Task goal ->
Go through the entries below and collect each line with the string "icon" in it.

Page and application data records ->
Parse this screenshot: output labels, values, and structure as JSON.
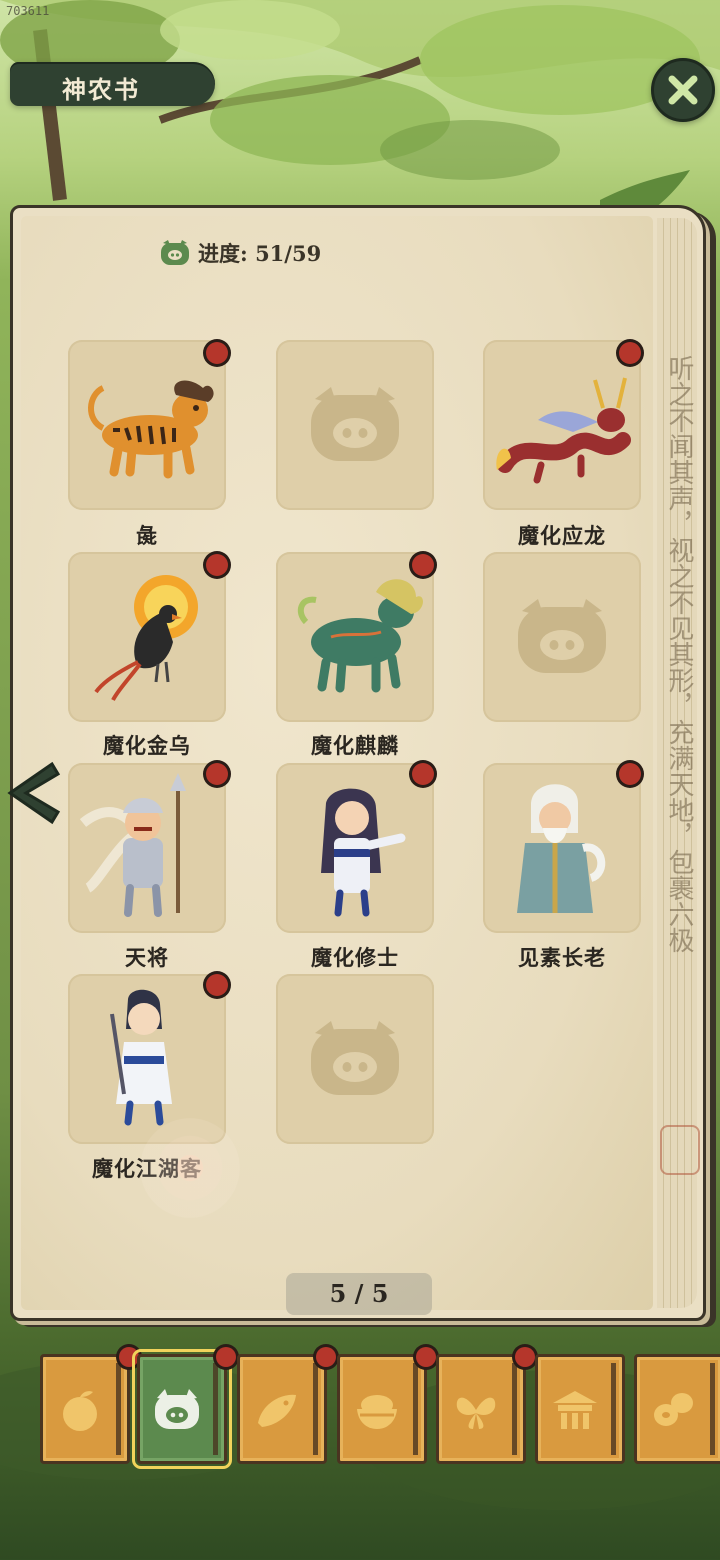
{
  "debug_id": "703611",
  "header": {
    "title": "神农书",
    "close_icon": "close-x-icon"
  },
  "progress": {
    "label": "进度: 51/59",
    "icon": "pig-face-icon"
  },
  "cards": [
    {
      "label": "彘",
      "state": "unlocked",
      "figure": "striped-tiger-beast",
      "new": true
    },
    {
      "label": "",
      "state": "locked",
      "figure": "pig-silhouette",
      "new": false
    },
    {
      "label": "魔化应龙",
      "state": "unlocked",
      "figure": "winged-red-dragon",
      "new": true
    },
    {
      "label": "魔化金乌",
      "state": "unlocked",
      "figure": "fire-crow",
      "new": true
    },
    {
      "label": "魔化麒麟",
      "state": "unlocked",
      "figure": "green-qilin",
      "new": true
    },
    {
      "label": "",
      "state": "locked",
      "figure": "pig-silhouette",
      "new": false
    },
    {
      "label": "天将",
      "state": "unlocked",
      "figure": "armored-general",
      "new": true
    },
    {
      "label": "魔化修士",
      "state": "unlocked",
      "figure": "robed-cultivator",
      "new": true
    },
    {
      "label": "见素长老",
      "state": "unlocked",
      "figure": "white-beard-elder",
      "new": true
    },
    {
      "label": "魔化江湖客",
      "state": "unlocked",
      "figure": "swordsman-wanderer",
      "new": true
    },
    {
      "label": "",
      "state": "locked",
      "figure": "pig-silhouette",
      "new": false
    }
  ],
  "side_text": "听之不闻其声，视之不见其形，充满天地，包裹六极",
  "pagination": {
    "text": "5 / 5"
  },
  "tabs": [
    {
      "icon": "fruit-icon",
      "active": false,
      "new": true
    },
    {
      "icon": "pig-face-icon",
      "active": true,
      "new": true
    },
    {
      "icon": "fish-icon",
      "active": false,
      "new": true
    },
    {
      "icon": "rice-bowl-icon",
      "active": false,
      "new": true
    },
    {
      "icon": "butterfly-icon",
      "active": false,
      "new": true
    },
    {
      "icon": "pavilion-icon",
      "active": false,
      "new": false
    },
    {
      "icon": "beans-icon",
      "active": false,
      "new": false
    }
  ],
  "colors": {
    "frame_dark": "#2f4131",
    "paper": "#eadfc4",
    "slot": "#dfcfa9",
    "new_dot": "#b5362b",
    "tab_orange": "#d99a3f",
    "tab_active": "#5c8a4e"
  }
}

Problem solution ->
    "close_icon": "close-x-icon"
    "icon": "pig-face-icon"
      "icon": "fruit-icon",
      "icon": "pig-face-icon",
      "icon": "fish-icon",
      "icon": "rice-bowl-icon",
      "icon": "butterfly-icon",
      "icon": "pavilion-icon",
      "icon": "beans-icon",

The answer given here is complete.